Using drugs or alcohol does indeed increase the chance an individual can become infected with HIV. In addition to the sharing of needles, drugs and alcohol inhibit the naturally controlled responses that regulate our behavior. In other words, when an individual is impaired by drugs and alcohol, they risk engaging in unprotected sex.
Since HIV is transmitted through the exchange of body fluids like blood and semen, anal or vaginal sex is one way an individual may be infected. Sharing needles and other equipment to inject drugs also causes infection risk. However, it should be noted that studies show a decreased likelihood of infection during oral sex unless a cut or wound in the mouth is present.

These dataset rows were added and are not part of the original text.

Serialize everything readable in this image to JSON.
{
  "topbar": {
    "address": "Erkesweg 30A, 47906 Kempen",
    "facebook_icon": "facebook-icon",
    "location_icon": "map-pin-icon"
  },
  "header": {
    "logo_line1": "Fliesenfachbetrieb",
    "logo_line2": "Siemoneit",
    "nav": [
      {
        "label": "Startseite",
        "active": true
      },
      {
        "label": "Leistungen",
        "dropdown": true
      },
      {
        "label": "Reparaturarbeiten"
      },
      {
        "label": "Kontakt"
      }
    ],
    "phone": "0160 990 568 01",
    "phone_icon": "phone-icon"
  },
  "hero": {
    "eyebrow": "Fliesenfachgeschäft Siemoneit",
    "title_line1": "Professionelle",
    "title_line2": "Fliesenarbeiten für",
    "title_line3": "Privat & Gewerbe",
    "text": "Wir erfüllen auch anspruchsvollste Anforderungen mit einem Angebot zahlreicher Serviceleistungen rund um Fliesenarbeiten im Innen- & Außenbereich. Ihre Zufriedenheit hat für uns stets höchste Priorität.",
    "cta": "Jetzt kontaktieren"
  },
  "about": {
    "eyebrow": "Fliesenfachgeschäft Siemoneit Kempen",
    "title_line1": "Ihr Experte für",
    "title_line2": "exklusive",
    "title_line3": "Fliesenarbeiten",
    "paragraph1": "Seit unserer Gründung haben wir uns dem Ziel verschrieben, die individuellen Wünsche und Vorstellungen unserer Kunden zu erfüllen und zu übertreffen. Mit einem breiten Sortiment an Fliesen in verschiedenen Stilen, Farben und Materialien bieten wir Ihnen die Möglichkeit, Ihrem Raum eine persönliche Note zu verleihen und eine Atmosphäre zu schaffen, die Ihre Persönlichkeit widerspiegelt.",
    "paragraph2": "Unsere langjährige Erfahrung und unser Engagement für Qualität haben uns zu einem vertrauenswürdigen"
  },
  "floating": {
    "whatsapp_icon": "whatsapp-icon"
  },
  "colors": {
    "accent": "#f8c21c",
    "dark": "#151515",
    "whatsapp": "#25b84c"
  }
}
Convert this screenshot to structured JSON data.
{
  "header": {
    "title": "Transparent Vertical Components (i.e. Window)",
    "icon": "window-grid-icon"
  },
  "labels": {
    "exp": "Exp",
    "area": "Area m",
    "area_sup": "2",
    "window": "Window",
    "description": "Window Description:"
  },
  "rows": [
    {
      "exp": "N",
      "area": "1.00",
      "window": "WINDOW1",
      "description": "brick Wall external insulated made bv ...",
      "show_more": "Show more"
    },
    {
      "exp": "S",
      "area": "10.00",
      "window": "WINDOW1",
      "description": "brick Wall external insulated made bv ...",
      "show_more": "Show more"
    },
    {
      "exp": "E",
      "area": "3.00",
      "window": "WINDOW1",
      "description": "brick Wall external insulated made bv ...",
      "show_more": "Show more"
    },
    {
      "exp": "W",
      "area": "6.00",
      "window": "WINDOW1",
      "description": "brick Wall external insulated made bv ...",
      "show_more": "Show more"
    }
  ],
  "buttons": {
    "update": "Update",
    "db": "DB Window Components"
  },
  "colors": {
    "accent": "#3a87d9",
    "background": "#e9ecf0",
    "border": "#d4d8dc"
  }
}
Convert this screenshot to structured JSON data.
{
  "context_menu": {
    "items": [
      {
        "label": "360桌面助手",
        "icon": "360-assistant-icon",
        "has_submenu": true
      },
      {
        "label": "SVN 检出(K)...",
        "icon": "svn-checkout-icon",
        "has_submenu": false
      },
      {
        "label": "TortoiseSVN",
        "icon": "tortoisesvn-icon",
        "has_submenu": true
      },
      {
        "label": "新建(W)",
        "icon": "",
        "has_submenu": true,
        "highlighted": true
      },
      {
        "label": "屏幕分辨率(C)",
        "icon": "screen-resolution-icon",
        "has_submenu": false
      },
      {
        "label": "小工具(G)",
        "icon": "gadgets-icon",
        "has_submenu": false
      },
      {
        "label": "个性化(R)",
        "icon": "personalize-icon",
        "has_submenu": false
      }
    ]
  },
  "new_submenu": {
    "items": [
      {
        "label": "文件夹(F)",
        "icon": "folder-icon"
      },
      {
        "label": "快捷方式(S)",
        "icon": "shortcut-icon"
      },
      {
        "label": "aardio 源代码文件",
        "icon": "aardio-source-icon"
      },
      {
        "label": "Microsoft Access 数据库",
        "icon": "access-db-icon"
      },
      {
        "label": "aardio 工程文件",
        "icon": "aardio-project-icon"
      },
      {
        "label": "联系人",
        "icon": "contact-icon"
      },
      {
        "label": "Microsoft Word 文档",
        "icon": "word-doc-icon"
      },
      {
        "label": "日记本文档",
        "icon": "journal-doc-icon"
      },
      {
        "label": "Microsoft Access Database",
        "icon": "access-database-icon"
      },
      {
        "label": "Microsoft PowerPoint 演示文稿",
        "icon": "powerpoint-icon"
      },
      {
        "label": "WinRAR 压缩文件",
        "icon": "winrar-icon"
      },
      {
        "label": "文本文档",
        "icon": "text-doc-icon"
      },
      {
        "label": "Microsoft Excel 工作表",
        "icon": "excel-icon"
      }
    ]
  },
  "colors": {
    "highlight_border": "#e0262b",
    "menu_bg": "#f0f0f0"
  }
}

Dual Treatment for HIV and Addiction
Medical detox is one of the primary ways a care team may treat an individual suffering from HIV and addiction. This type of care allows the team to use medications that alleviate addiction symptoms safely with the client’s HIV cocktail regimen.
Overcoming HIV and addiction will likely also be about overcoming trauma. Unfortunately, not only is the onset of these diseases traumatic, but addiction also often stems from preexisting trauma. At Restoration Recovery, our goal is to help our clients get well and find the peace they need to overcome the trauma they hold inside and live a life with HIV that is addiction-free.
Over the last four decades, a number of pieces of misinformation have muddied the discussion of HIV and hampered treatment and education about the disease. HIV is a serious disease, but it is possible to live a normal, healthy life with proper treatment. However, it is not possible to live a long, full life with addiction, and certainly not with HIV and addiction. Substance use disorder takes a heavy toll on the body, and while HIV can be controlled through medication, controlled substances often lower the immune system of HIV-positive individuals. If you are HIV positive and suffering from addiction, call the professionals at Restoration Recovery at (888) 290-0925 for your treatment needs.